━━━ Entries shown

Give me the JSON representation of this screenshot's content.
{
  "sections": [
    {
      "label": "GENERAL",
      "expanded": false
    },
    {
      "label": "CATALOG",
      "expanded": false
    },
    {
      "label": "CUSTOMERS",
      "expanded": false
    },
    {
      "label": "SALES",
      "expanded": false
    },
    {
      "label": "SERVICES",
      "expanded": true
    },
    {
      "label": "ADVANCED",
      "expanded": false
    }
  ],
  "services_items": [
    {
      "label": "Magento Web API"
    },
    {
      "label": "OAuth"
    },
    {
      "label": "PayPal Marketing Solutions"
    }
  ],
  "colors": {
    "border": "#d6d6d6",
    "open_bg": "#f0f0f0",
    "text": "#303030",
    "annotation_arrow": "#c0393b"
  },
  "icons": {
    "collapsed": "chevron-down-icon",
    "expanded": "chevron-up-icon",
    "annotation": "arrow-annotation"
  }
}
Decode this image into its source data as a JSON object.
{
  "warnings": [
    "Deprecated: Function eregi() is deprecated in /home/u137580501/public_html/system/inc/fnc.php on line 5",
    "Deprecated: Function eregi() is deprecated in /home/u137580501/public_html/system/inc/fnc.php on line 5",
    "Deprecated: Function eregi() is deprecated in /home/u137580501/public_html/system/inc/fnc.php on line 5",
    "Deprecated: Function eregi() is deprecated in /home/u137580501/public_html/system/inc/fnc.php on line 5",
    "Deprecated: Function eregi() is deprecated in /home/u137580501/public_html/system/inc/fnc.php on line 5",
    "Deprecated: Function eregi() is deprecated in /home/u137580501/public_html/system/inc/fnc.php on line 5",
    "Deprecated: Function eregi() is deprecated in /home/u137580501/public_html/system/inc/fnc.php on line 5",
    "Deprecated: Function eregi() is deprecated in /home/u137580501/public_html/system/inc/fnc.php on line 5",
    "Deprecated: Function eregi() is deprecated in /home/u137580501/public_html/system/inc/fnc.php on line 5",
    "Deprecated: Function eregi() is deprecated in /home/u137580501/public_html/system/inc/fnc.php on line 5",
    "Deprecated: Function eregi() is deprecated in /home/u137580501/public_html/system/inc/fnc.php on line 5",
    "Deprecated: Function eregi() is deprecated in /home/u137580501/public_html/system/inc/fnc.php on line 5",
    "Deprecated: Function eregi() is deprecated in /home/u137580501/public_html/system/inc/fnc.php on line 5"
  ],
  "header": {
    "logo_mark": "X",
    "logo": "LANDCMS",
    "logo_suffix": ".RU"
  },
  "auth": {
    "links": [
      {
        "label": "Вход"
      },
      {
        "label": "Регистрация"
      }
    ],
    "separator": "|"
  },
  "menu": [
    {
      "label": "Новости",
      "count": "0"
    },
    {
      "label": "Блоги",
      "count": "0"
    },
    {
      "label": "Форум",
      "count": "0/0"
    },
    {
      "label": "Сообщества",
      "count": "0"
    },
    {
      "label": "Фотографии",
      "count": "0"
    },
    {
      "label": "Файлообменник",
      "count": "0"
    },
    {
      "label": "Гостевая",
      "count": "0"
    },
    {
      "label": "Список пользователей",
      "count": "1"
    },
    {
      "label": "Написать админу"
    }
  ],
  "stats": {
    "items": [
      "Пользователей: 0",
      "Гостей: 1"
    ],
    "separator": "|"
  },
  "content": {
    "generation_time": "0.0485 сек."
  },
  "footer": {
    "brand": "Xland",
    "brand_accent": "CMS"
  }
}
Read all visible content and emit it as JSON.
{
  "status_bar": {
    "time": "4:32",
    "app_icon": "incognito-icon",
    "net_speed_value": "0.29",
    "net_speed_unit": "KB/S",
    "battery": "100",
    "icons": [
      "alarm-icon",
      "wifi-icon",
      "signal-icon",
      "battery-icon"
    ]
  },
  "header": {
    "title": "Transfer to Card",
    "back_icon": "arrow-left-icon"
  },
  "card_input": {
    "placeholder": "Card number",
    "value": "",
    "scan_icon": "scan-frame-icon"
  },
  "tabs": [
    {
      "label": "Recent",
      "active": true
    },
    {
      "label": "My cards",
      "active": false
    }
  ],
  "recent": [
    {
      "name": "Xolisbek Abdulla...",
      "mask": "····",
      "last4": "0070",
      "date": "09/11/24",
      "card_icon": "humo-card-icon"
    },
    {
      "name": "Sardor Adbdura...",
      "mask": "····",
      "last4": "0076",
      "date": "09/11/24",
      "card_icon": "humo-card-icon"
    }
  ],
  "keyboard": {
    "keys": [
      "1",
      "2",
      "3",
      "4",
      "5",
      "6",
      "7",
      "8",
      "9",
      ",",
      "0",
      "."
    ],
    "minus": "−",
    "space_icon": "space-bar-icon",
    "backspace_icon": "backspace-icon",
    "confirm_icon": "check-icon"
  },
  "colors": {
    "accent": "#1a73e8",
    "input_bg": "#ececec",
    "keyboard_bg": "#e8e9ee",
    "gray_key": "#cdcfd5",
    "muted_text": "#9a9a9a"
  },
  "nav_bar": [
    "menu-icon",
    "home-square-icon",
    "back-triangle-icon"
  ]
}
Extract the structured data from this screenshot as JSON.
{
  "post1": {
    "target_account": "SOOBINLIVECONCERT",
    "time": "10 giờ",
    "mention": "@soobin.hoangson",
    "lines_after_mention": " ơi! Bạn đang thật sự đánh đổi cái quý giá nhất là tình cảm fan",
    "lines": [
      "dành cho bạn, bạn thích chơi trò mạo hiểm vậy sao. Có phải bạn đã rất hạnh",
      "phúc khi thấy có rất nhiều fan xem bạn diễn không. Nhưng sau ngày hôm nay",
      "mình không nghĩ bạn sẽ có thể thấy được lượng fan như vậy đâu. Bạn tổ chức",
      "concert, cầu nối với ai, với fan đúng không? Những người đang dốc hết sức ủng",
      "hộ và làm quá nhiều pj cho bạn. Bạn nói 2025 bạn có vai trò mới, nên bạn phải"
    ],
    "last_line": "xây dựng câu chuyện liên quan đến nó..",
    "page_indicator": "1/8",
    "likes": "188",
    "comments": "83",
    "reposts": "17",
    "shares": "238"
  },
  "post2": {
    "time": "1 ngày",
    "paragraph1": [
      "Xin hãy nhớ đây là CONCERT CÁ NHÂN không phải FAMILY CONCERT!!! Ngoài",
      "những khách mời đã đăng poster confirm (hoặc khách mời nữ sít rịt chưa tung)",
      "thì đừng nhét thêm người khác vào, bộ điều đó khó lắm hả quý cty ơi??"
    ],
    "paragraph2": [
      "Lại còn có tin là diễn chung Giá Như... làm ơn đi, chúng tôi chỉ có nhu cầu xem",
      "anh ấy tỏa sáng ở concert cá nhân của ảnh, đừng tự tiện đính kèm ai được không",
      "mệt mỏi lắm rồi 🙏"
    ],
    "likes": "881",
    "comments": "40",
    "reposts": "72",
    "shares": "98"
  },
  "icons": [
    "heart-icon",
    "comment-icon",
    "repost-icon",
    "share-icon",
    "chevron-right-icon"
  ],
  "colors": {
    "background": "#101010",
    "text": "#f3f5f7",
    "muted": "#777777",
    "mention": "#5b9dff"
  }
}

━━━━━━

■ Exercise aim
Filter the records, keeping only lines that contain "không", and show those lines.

■ Result below
      "phúc khi thấy có rất nhiều fan xem bạn diễn không. Nhưng sau ngày hôm nay",
      "mình không nghĩ bạn sẽ có thể thấy được lượng fan như vậy đâu. Bạn tổ chức",
      "concert, cầu nối với ai, với fan đúng không? Những người đang dốc hết sức ủng",
      "Xin hãy nhớ đây là CONCERT CÁ NHÂN không phải FAMILY CONCERT!!! Ngoài",
      "anh ấy tỏa sáng ở concert cá nhân của ảnh, đừng tự tiện đính kèm ai được không",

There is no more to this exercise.